**PROBLEM TO SOLVE**
Where in the records does the word "Implementation" occur? Copy each line in which it does.

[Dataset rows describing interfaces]
Content starts
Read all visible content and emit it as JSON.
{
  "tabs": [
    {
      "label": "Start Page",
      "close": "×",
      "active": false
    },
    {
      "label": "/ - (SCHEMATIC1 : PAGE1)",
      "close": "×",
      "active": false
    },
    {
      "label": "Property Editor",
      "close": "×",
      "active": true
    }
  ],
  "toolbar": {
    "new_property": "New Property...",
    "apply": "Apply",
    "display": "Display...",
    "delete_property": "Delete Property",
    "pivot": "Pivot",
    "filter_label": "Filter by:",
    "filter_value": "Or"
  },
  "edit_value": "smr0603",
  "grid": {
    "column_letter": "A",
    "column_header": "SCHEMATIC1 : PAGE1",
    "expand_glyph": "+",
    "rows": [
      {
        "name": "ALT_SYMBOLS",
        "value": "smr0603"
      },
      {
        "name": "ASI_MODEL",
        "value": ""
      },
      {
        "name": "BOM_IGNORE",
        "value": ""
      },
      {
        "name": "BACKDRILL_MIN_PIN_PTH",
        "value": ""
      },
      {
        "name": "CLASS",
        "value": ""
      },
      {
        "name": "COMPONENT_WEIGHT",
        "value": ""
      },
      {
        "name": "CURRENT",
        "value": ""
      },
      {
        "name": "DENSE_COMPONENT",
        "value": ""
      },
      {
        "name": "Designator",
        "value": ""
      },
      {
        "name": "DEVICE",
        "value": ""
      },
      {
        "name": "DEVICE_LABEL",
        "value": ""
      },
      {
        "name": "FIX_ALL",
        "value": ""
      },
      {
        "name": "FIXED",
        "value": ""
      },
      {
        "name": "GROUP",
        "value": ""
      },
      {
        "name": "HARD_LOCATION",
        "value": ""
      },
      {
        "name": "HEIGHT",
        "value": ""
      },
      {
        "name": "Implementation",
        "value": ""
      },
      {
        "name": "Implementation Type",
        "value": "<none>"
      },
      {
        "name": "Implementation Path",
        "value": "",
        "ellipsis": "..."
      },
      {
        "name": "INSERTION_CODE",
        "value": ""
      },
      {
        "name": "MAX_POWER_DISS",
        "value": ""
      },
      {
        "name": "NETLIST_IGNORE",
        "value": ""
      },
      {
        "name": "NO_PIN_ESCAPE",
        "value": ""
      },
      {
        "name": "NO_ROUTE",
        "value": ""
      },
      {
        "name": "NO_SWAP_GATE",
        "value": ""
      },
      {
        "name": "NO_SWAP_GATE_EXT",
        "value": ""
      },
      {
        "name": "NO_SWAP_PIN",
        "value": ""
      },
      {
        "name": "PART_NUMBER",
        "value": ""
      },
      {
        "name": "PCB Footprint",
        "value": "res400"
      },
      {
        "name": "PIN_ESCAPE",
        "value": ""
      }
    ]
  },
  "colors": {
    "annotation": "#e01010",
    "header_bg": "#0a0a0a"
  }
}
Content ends
**WRITTEN SOLUTION**
        "name": "Implementation",
        "name": "Implementation Type",
        "name": "Implementation Path",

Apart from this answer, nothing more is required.